A mother of six tried to smuggle ‘a mini encyclopedia of weapons making’ into Britain by concealing a small computer memory stick under her burka.
Moroccan-born Houria Chahed Chentouf, who was obsessed with the idea of Islamic holy war, had tied the device into her sleeve.
But it fell out in front of police when she was stopped at Liverpool’s John Lennon airport after she arrived from Holland.
The stick contained contained more than 7,000 files that might have been useful to terrorists.
Hand-written documents also seized by anti-terrorist officers showed the former tax official was considering whether she and her children should become human bombs.

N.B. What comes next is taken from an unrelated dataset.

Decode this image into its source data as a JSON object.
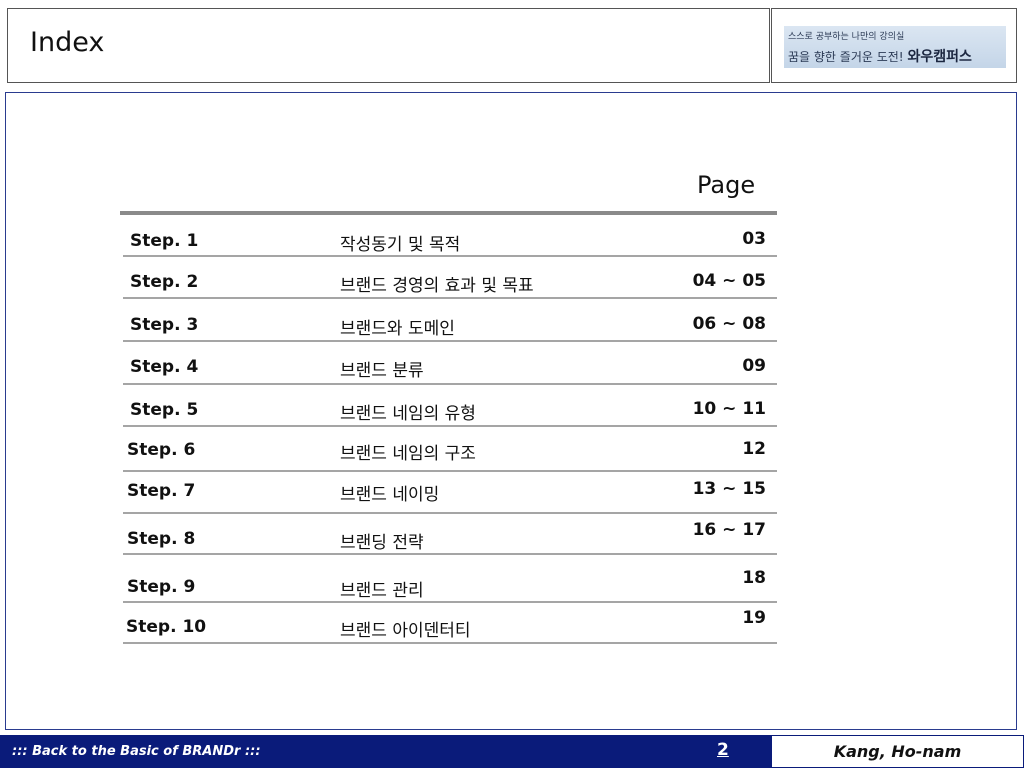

The chilling note indicated that she was prepared to sacrifice her life and that of her children for the sake of her religion.
She wrote: ‘Myself and my children would seek revenge, we would be bombs for the sake of this religion, may Allah forgive you.’
Chentouf, 41, who has dual British and Dutch citizenship, had ‘developed an obsessive interest in Jihad and the more extreme forms of Islam’ though internet chatrooms, Manchester Crown Court heard.
She was yesterday sentenced to two years in prison after admitting two offences of possessing documents likely to be useful for a terrorist.
However, she walked free, having served her time on remand after her arrest in October last year.
Judge Michael Henshell told her a ‘huge amount’ of material was found on the device – a pen drive – but said there was ‘no evidence you intended to pass it on to anybody’.
The court heard that Chentouf, who has addresses in Manchester and The Hague, has a mental illness triggered by the death of a family member, and had previously tried to harm herself.
Her behaviour may have been affected by this and her culpability was at the lower end of the scale for the offence, the judge added.
Officers say that, while they don’t know what her intentions were, it was clear she had connections with terrorists around the world, including a man jailed in Holland.
Police said Chentouf, who is divorced and was planning to move to the UK permanently, had become agitated as soon as she was stopped at the airport and when she made a pretence of bending down to scratch her leg, the pen drive fell out.
She was charged under the Terrorism Act 2000.
The memory stick contained more than 7,000 files, 6,500 of which were put on it two days before she travelled to Britain.
It was described by police as ‘a mini encyclopedia of weapons making’ and included an explosives manual for the ‘Brothers of the Mujahadeen’, an ‘encyclopedia of Jihad’ and instructions for settingupa terror training camp.
There was advice on how make bombs ‘maim and kill as many as possible’.
Searches of computers and laptops at her home revealed she had had chatroom conversations with militants.
The telephone numbers of radical preacher Omar Bakri Mohammed – who said the British public and government should be blamed for the London bombs that killed 52 people in July 2005 – were found.
Chentouf, who moved to Holland from her home city of Tangier as a 19-year-old, has children, aged four to 16, who are with her former husband in Holland.